Extract every line from the records below that contains the word "screenshot".

** DATA FOR ANALYSIS **
┄┄┄┄┄┄┄┄┄┄┄┄┄┄┄┄┄┄┄┄
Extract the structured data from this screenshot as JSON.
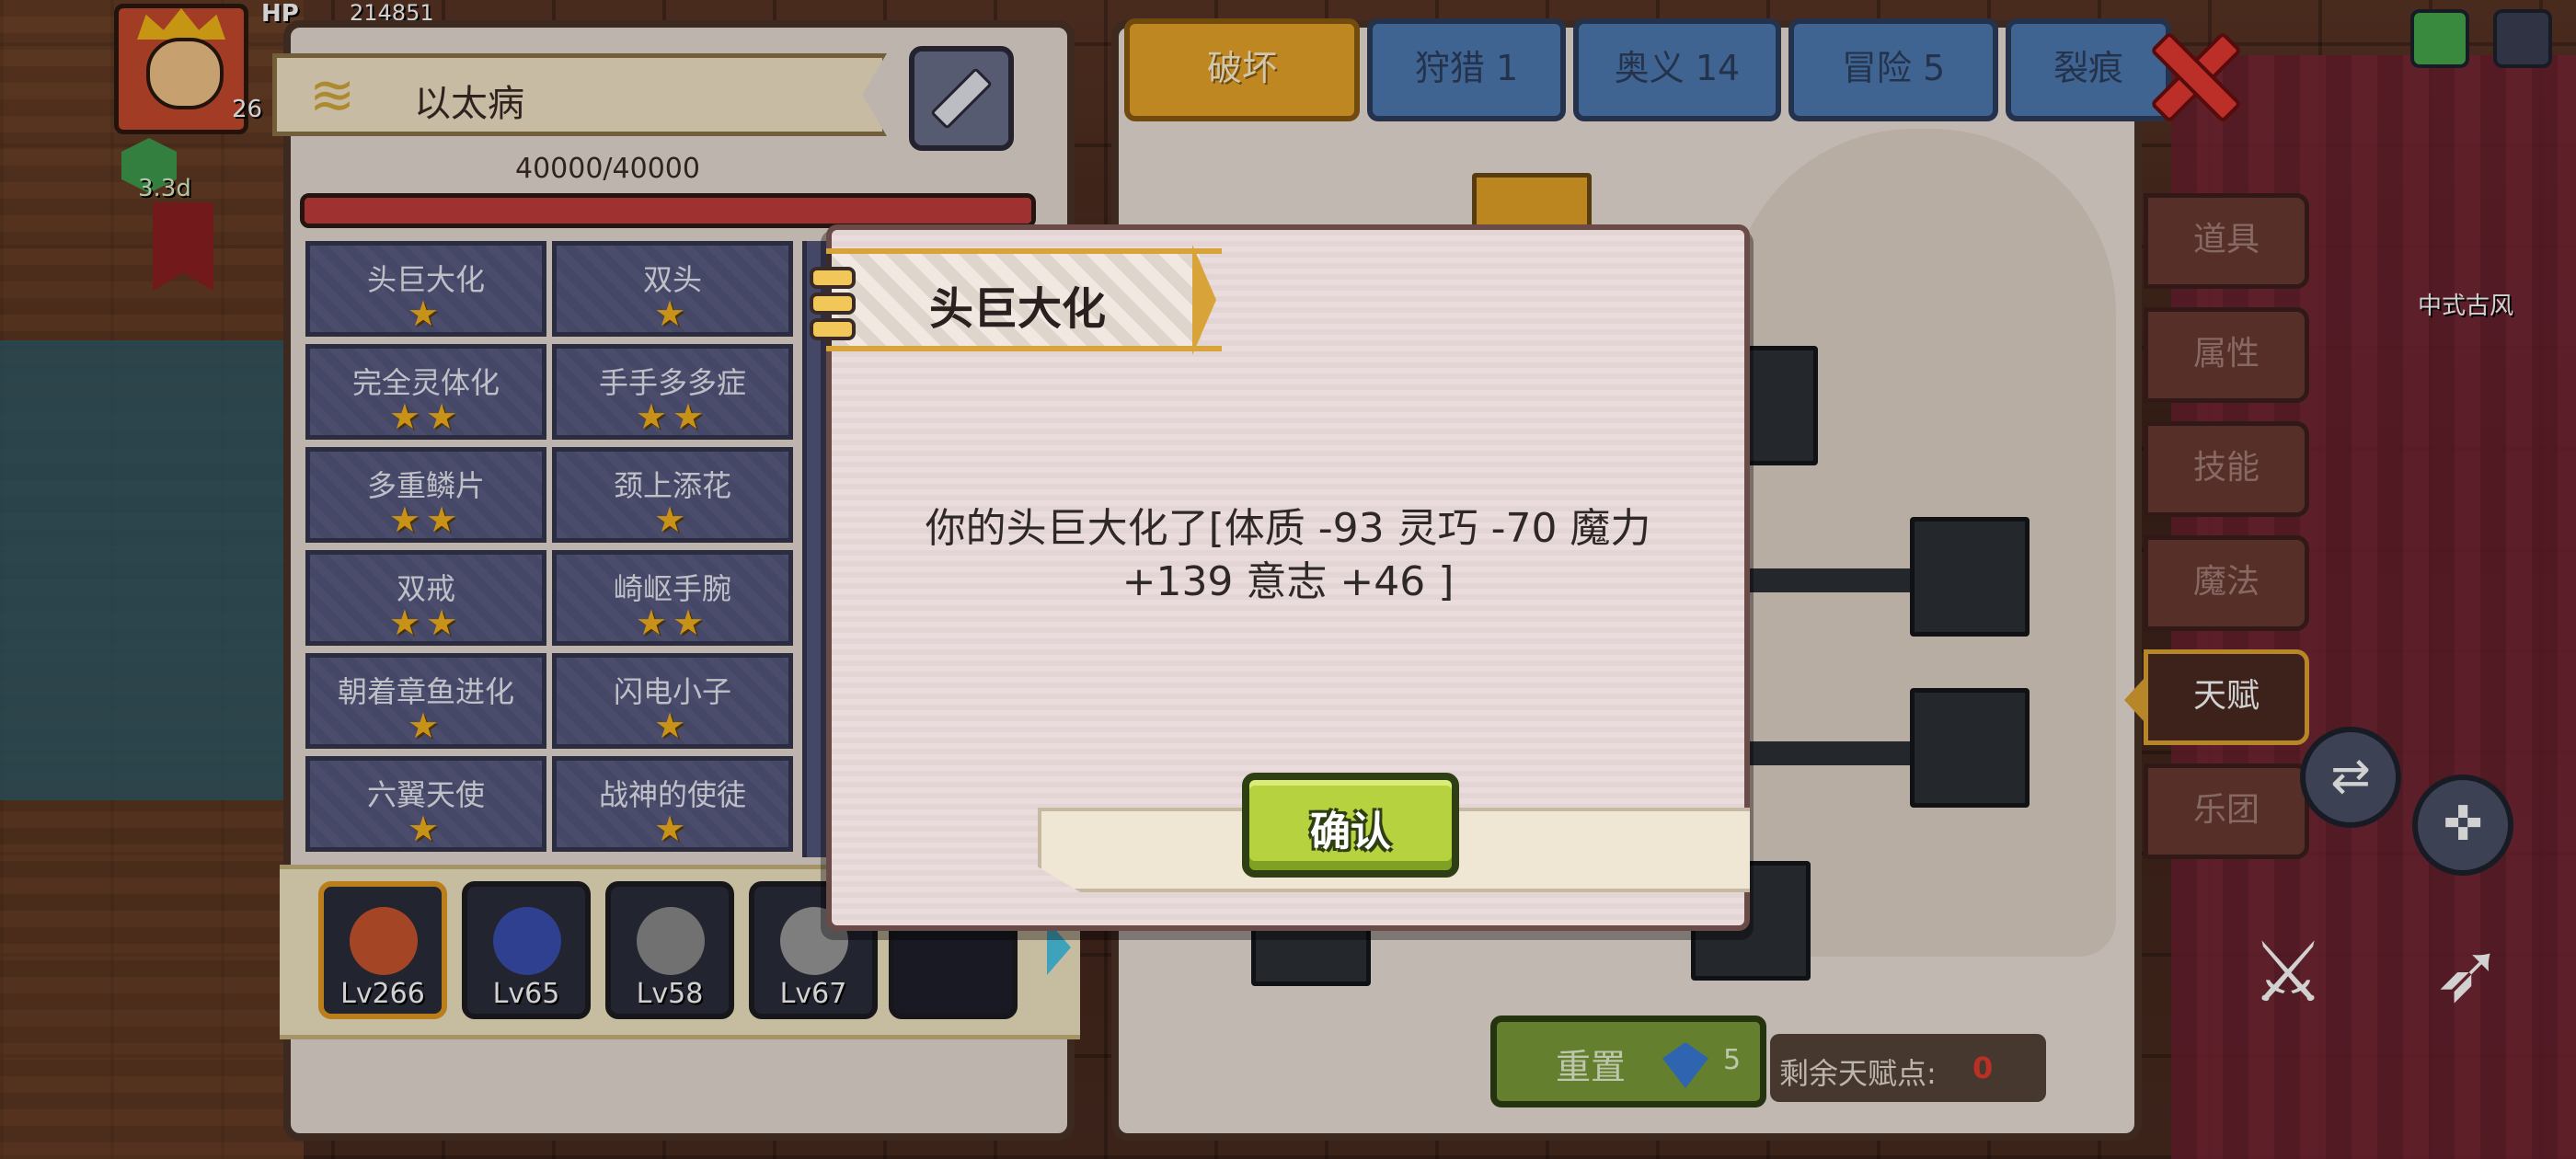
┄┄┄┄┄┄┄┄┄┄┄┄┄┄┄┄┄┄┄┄
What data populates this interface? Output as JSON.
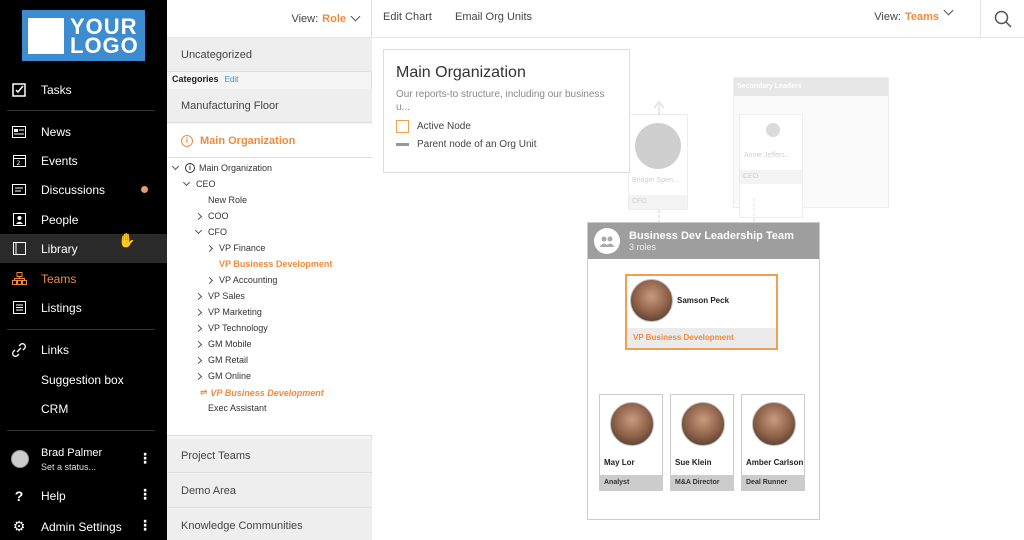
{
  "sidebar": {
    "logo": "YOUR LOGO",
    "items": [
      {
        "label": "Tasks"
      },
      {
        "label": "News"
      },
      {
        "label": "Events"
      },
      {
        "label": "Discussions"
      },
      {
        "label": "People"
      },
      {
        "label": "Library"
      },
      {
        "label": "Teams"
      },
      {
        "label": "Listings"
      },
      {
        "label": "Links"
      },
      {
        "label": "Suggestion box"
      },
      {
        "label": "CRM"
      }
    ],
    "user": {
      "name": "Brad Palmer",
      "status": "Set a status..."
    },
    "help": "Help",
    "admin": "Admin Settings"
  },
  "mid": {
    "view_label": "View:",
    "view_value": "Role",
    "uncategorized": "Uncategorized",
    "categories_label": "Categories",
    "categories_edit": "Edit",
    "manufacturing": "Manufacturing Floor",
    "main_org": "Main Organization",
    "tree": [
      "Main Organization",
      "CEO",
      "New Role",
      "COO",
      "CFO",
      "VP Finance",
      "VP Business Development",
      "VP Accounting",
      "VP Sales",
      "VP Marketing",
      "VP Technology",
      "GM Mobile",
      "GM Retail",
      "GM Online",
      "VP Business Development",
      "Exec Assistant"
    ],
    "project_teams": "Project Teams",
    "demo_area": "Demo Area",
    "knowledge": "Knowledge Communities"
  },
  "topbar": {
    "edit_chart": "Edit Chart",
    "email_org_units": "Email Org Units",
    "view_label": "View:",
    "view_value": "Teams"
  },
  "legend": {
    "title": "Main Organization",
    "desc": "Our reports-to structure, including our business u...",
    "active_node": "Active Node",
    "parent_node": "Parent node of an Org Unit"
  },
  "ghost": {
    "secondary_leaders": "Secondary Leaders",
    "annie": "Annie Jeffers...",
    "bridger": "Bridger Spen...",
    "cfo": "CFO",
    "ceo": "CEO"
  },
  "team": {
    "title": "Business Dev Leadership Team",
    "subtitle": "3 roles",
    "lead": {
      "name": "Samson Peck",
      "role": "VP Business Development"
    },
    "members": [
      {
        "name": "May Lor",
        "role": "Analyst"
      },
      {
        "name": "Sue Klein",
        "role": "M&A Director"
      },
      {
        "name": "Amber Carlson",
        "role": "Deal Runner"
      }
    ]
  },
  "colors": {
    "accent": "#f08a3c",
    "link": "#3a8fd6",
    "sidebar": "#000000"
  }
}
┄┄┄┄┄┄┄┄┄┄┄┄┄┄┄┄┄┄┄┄
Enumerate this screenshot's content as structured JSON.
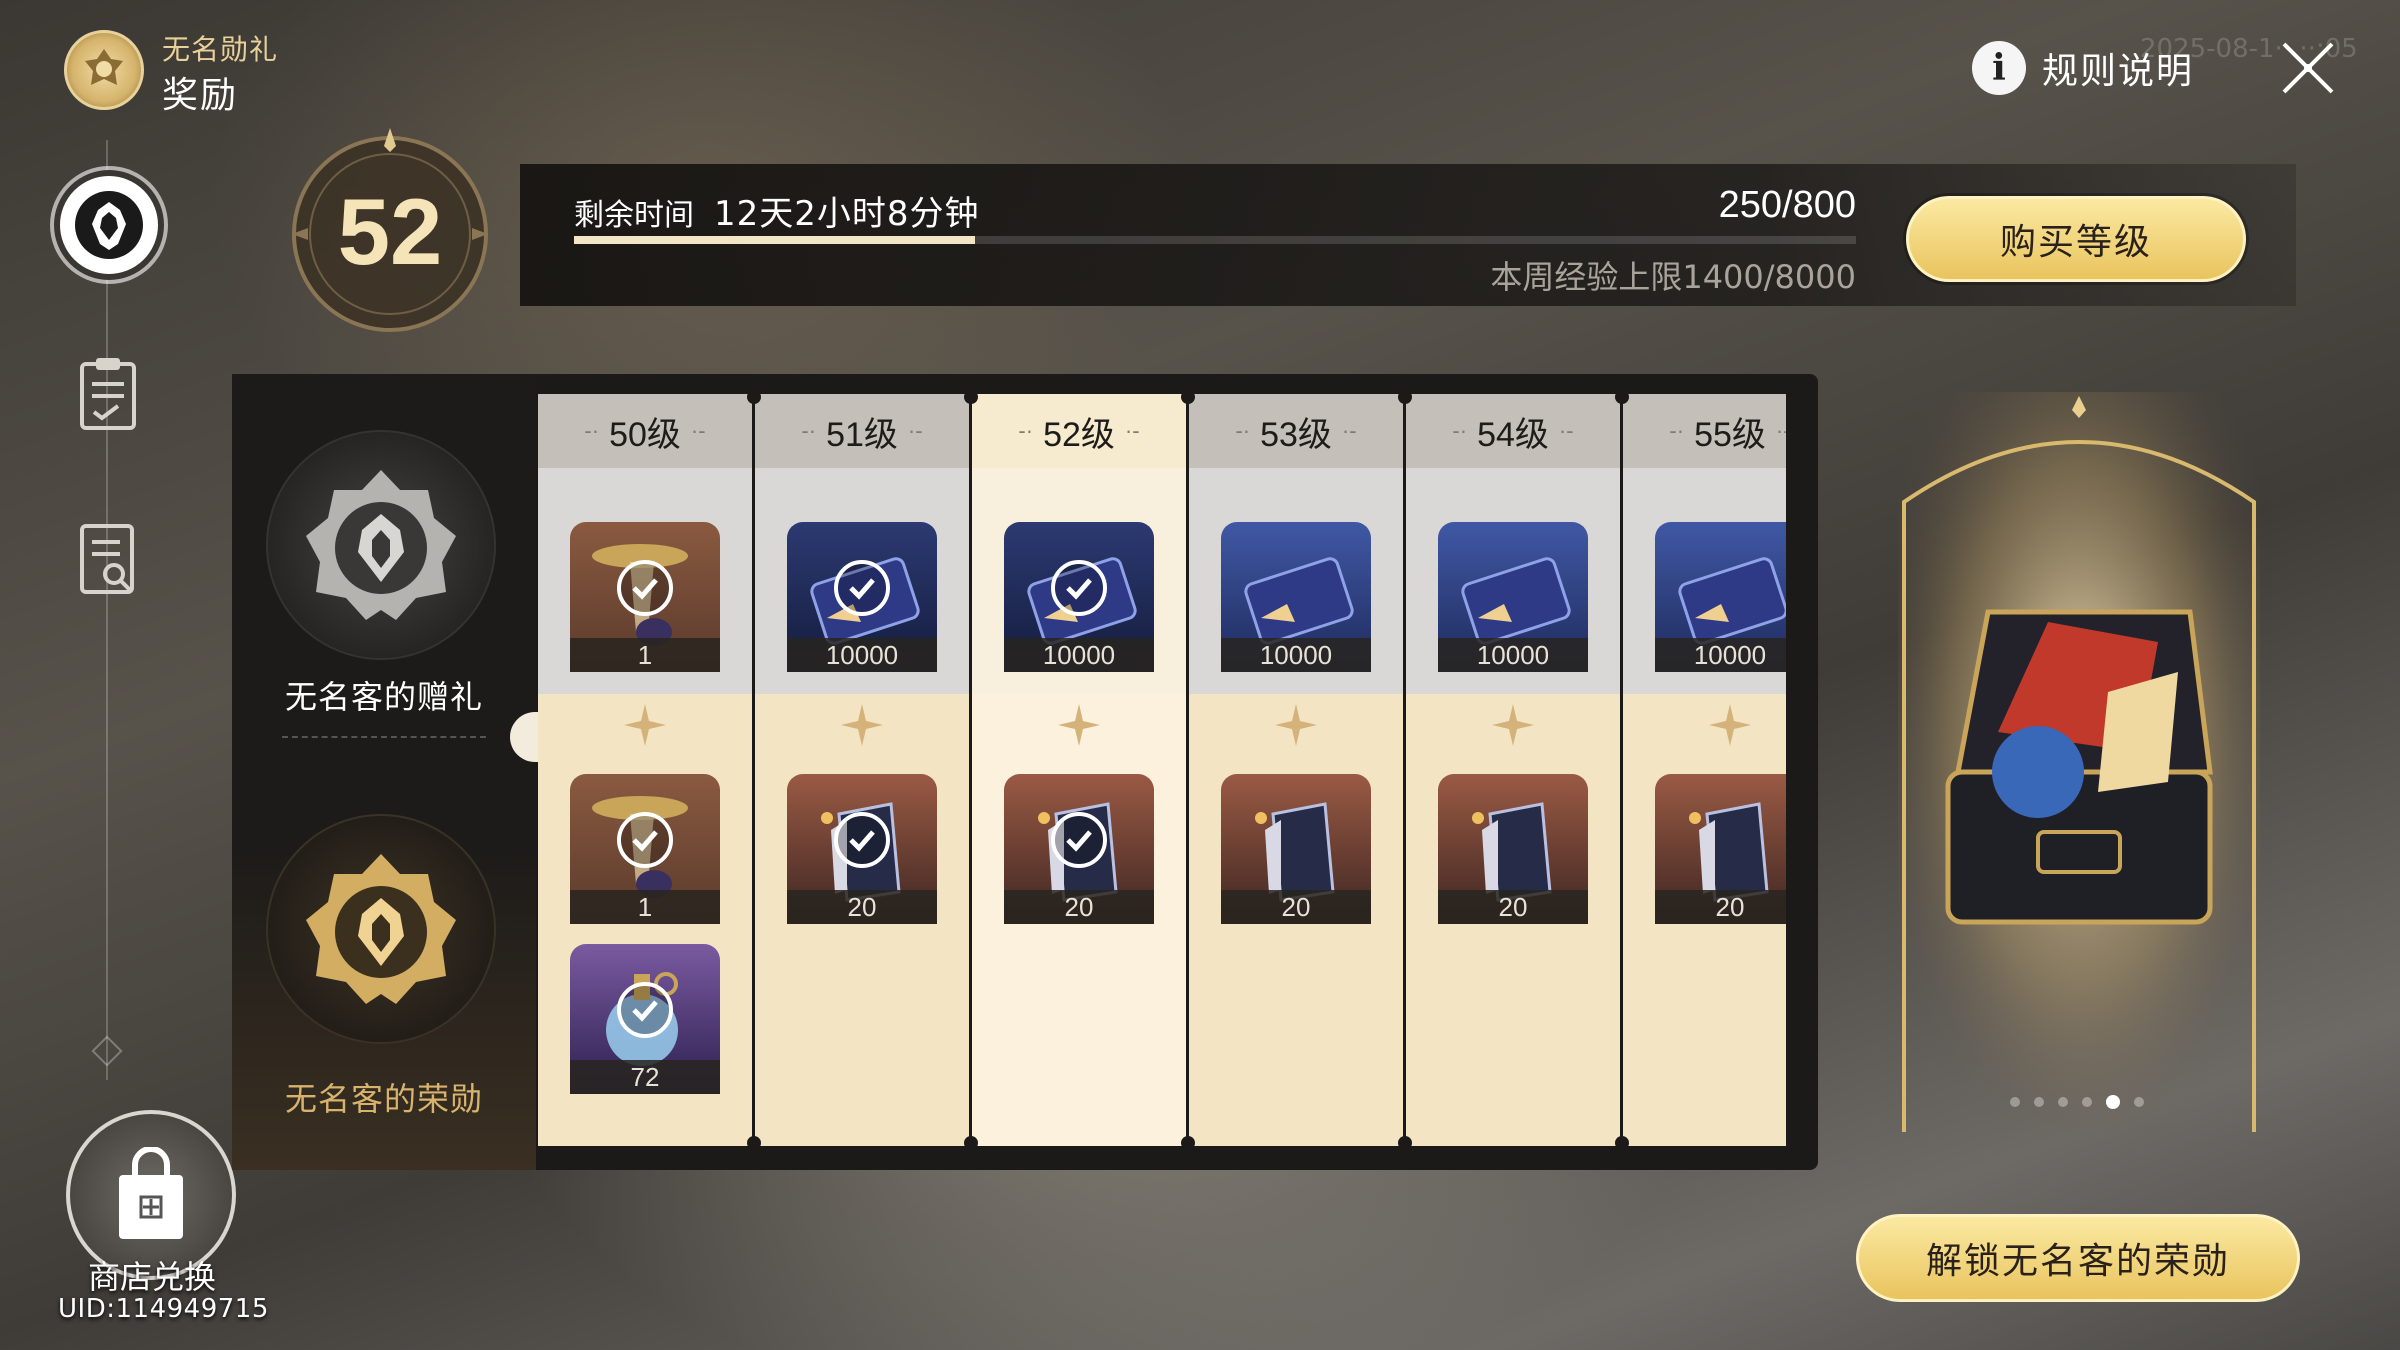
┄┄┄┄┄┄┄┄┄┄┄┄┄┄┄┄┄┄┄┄
** YOUR RESPONSE **
Extract the structured data from this screenshot as JSON.
Enumerate this screenshot's content as structured JSON.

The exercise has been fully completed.